—–

As for our Northern Lights tour, unfortunately not much can really be said for it except:
– We went with Reykjavik Excursions (50-person bus)
– It was raining & cloudy at night
– We could barely see anything! We saw some faint glows, but they were covered by clouds
– You could only see the lights clearly through a camera lens, and since our iPods/iPhones don’t have high ISO, we couldn’t take pics
– We wanted to reschedule for tonight (since we get another trip for free if the first one fails), but they canceled the tour due to weather. It was clear and not raining tonight! -_-

Ah well, this further fuels our desire to visit Alaska.

As always, the rest of our photos are up (or will be) on Flickr. There were just too many great ones from today!

A Day at Big Basin

First we hiked the Redwood Trail Loop (approx. 1 mile), which was quite nice, lots of trees on display. That was a pretty short hike, so we decided to move along and hike the Sequoia Trail (approx. 1.7 miles one-way), which would’ve ended with a nice view of the Sempervirens Falls.

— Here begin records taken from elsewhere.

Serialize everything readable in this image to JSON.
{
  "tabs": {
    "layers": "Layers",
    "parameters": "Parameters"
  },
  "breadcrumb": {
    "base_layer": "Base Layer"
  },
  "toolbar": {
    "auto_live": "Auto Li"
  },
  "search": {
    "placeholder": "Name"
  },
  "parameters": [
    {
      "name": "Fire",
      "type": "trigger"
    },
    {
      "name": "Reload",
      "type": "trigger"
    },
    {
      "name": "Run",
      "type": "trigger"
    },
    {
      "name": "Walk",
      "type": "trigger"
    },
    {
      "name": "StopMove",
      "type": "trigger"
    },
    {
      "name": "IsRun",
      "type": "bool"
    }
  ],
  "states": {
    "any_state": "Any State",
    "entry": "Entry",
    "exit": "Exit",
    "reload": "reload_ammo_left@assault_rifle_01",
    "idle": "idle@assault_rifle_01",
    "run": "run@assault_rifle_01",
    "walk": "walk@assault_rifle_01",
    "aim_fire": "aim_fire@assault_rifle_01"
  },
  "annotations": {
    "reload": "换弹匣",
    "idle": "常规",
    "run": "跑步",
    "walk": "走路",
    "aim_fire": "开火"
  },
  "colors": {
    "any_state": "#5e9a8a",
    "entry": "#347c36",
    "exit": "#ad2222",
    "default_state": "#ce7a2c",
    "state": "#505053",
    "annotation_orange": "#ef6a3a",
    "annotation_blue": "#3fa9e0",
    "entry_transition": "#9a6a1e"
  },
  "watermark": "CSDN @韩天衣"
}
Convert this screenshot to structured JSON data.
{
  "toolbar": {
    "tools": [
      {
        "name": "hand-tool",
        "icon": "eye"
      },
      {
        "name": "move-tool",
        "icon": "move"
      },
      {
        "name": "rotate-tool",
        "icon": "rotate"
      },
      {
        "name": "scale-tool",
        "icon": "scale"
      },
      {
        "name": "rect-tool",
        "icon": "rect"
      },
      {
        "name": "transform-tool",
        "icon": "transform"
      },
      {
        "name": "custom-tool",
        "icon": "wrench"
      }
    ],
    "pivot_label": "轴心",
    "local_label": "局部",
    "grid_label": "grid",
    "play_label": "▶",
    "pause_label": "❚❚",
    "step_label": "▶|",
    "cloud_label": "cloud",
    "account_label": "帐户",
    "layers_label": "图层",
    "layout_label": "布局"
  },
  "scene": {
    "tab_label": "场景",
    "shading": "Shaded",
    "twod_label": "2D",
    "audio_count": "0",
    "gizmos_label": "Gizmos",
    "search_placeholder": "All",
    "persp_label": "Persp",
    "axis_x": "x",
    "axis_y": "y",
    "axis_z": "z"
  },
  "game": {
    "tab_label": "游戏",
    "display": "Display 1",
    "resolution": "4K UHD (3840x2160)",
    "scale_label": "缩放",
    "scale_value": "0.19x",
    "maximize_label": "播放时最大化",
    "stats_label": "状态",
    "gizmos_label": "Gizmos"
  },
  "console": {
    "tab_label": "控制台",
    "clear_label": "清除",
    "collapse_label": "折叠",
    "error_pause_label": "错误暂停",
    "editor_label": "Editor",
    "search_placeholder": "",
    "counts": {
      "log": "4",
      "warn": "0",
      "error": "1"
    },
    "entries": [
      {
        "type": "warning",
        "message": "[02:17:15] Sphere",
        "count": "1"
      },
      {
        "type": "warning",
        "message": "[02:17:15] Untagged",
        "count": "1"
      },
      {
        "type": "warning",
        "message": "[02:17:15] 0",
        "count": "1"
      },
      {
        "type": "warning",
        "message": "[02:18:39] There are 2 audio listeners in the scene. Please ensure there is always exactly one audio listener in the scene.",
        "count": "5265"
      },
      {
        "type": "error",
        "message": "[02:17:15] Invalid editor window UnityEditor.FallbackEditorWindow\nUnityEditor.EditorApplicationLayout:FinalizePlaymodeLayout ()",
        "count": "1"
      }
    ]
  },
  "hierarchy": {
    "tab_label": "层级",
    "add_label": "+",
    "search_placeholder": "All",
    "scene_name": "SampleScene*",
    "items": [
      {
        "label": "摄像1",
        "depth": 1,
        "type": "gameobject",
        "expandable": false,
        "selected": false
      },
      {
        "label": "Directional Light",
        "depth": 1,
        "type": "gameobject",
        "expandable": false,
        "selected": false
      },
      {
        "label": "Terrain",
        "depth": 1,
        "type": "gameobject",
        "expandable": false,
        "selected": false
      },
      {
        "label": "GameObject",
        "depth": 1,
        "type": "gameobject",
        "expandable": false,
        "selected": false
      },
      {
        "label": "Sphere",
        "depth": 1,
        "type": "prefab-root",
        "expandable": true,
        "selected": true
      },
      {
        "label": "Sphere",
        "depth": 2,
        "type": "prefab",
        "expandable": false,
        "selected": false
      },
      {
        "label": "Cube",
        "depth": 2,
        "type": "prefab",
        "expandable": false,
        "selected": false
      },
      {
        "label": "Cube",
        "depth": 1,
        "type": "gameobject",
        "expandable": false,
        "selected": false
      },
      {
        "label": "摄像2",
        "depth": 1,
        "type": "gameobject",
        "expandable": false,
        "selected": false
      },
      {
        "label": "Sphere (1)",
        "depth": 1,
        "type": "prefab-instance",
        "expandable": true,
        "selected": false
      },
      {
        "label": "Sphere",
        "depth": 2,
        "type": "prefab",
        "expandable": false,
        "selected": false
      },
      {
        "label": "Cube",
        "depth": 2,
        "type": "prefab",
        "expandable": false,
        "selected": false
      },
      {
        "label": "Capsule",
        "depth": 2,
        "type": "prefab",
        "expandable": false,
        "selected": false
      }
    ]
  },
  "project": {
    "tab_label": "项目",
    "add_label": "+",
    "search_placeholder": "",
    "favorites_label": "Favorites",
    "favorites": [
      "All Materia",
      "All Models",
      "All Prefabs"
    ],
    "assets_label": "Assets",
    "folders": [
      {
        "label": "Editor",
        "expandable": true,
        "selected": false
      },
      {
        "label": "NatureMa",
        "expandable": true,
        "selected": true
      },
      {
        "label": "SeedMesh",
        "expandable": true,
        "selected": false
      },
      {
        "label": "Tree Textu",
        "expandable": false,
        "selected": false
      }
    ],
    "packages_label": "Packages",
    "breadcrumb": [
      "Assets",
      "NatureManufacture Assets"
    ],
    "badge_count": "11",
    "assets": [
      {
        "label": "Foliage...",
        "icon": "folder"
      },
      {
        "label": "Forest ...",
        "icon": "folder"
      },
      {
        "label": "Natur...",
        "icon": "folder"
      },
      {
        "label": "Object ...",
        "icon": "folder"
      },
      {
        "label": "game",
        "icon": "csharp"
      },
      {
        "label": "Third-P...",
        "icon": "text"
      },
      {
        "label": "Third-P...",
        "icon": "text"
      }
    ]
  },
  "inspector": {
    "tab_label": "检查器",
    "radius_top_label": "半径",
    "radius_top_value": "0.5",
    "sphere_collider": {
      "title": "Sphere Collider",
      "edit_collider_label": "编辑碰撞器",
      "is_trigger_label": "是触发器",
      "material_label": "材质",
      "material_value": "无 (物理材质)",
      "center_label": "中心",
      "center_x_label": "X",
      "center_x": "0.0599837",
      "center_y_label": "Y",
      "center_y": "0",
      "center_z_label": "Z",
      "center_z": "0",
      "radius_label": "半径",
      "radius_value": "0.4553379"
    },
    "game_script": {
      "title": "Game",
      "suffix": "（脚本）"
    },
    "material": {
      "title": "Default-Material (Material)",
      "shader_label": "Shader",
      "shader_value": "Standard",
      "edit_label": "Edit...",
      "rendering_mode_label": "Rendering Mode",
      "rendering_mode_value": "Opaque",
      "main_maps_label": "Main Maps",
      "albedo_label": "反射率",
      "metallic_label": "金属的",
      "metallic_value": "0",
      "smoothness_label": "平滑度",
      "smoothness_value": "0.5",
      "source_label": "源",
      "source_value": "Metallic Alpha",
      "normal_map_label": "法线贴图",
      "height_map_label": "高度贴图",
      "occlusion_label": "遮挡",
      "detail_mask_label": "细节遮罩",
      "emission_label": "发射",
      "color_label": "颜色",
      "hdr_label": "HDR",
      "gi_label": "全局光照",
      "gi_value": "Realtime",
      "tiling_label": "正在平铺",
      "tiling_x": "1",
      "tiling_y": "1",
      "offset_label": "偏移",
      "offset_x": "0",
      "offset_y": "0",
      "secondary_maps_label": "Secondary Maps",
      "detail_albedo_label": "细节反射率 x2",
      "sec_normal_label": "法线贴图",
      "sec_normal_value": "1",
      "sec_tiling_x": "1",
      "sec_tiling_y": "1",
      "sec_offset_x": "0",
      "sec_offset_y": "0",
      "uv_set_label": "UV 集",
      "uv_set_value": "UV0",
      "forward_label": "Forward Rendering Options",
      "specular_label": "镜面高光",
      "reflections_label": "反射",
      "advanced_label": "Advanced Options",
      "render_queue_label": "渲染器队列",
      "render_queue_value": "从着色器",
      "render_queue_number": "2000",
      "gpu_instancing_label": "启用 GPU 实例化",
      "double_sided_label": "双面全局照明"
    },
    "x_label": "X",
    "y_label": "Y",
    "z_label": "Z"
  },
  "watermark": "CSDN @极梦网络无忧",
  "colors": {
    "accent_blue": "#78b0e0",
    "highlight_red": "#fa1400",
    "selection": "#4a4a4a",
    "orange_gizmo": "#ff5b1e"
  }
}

It was actually a disappointing hike. I guess I expected a nice walk through the woods, completely cut off from civilization, totally immersed in nature! The trail was actually bordering a paved driveway with lots of cars passing by. A bit distracting, and makes you tempted to walk alongside a nicely paved, flat road than a gnarly dirt path.

But, the payoff would be the nice waterfall at the end, right? Wrong! Turns out the waterfall was merely a stream, and mostly dried out. It was quite a letdown, but at least we got some decent exercise out of the whole deal.

On the way to Pescadero (small town next to the ocean), we drove along more winding forest roads, and saw beautiful vistas of the Bay Area, from San Francisco all the way down to San Jose.

Pescadero itself was very small, a bit of a tourist trap, and we ate at a small tavern (the only restaurant in town, actually). The food wasn’t very impressive.

All in all, a good day for a nature walk!